▸ Records:
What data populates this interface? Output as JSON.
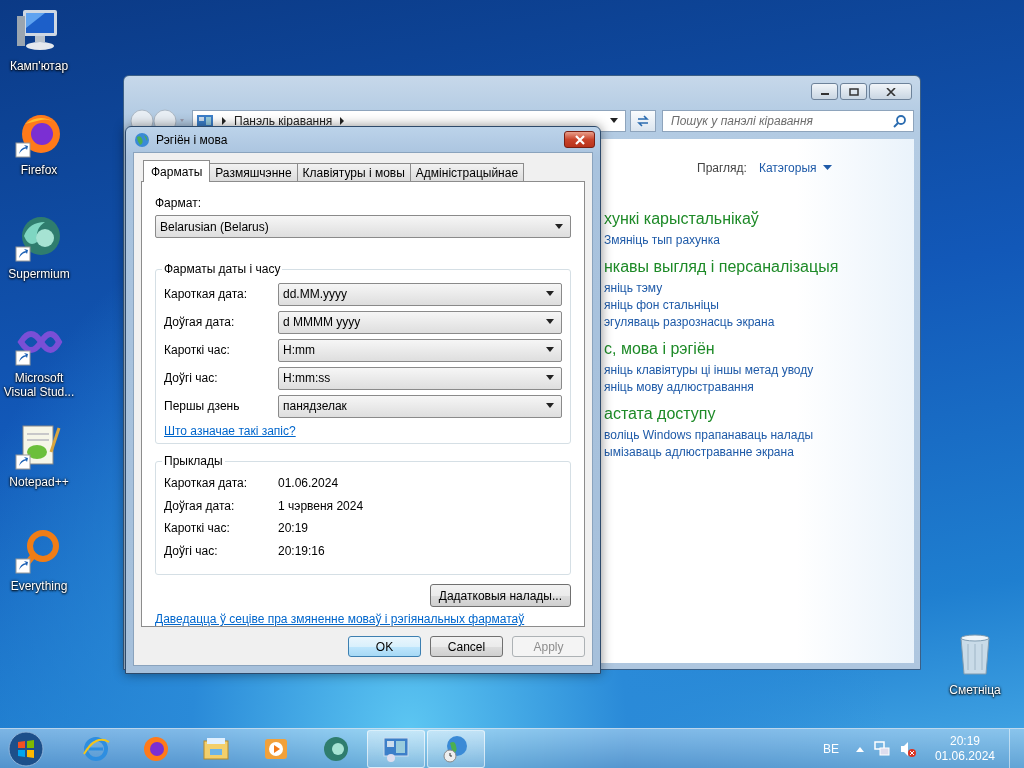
{
  "desktop_icons": [
    {
      "label": "Камп'ютар",
      "kind": "computer",
      "shortcut": false
    },
    {
      "label": "Firefox",
      "kind": "firefox",
      "shortcut": true
    },
    {
      "label": "Supermium",
      "kind": "supermium",
      "shortcut": true
    },
    {
      "label": "Microsoft Visual Stud...",
      "kind": "visual-studio",
      "shortcut": true
    },
    {
      "label": "Notepad++",
      "kind": "notepad",
      "shortcut": true
    },
    {
      "label": "Everything",
      "kind": "everything",
      "shortcut": true
    }
  ],
  "recycle_bin": {
    "label": "Сметніца"
  },
  "control_panel": {
    "address": "Панэль кіравання",
    "search_placeholder": "Пошук у панэлі кіравання",
    "view_label": "Прагляд:",
    "view_value": "Катэгорыя",
    "categories": [
      {
        "title": "хункі карыстальнікаў",
        "links": [
          "Змяніць тып рахунка"
        ]
      },
      {
        "title": "нкавы выгляд і персаналізацыя",
        "links": [
          "яніць тэму",
          "яніць фон стальніцы",
          "эгуляваць разрознасць экрана"
        ]
      },
      {
        "title": "с, мова і рэгіён",
        "links": [
          "яніць клавіятуры ці іншы метад уводу",
          "яніць мову адлюстравання"
        ]
      },
      {
        "title": "астата доступу",
        "links": [
          "воліць Windows прапанаваць налады",
          "ымізаваць адлюстраванне экрана"
        ]
      }
    ]
  },
  "dialog": {
    "title": "Рэгіён і мова",
    "tabs": [
      {
        "label": "Фарматы",
        "selected": true
      },
      {
        "label": "Размяшчэнне",
        "selected": false
      },
      {
        "label": "Клавіятуры і мовы",
        "selected": false
      },
      {
        "label": "Адміністрацыйнае",
        "selected": false
      }
    ],
    "format_label": "Фармат:",
    "format_value": "Belarusian (Belarus)",
    "date_time_group": {
      "title": "Фарматы даты і часу",
      "rows": [
        {
          "label": "Кароткая дата:",
          "value": "dd.MM.yyyy"
        },
        {
          "label": "Доўгая дата:",
          "value": "d MMMM yyyy"
        },
        {
          "label": "Кароткі час:",
          "value": "H:mm"
        },
        {
          "label": "Доўгі час:",
          "value": "H:mm:ss"
        },
        {
          "label": "Першы дзень",
          "value": "панядзелак"
        }
      ],
      "link": "Што азначае такі запіс?"
    },
    "examples": {
      "title": "Прыклады",
      "rows": [
        {
          "label": "Кароткая дата:",
          "value": "01.06.2024"
        },
        {
          "label": "Доўгая дата:",
          "value": "1 чэрвеня 2024"
        },
        {
          "label": "Кароткі час:",
          "value": "20:19"
        },
        {
          "label": "Доўгі час:",
          "value": "20:19:16"
        }
      ]
    },
    "additional_button": "Дадатковыя налады...",
    "online_link": "Даведацца ў сеціве пра змяненне моваў і рэгіянальных фарматаў",
    "buttons": [
      {
        "label": "OK",
        "kind": "default",
        "disabled": false
      },
      {
        "label": "Cancel",
        "kind": "normal",
        "disabled": false
      },
      {
        "label": "Apply",
        "kind": "normal",
        "disabled": true
      }
    ]
  },
  "taskbar": {
    "apps": [
      {
        "kind": "ie",
        "active": false
      },
      {
        "kind": "firefox",
        "active": false
      },
      {
        "kind": "explorer",
        "active": false
      },
      {
        "kind": "media",
        "active": false
      },
      {
        "kind": "supermium",
        "active": false
      },
      {
        "kind": "control-panel",
        "active": true
      },
      {
        "kind": "region",
        "active": true
      }
    ],
    "language": "BE",
    "time": "20:19",
    "date": "01.06.2024"
  }
}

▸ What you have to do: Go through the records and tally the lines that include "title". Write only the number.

▸ Solution below: 7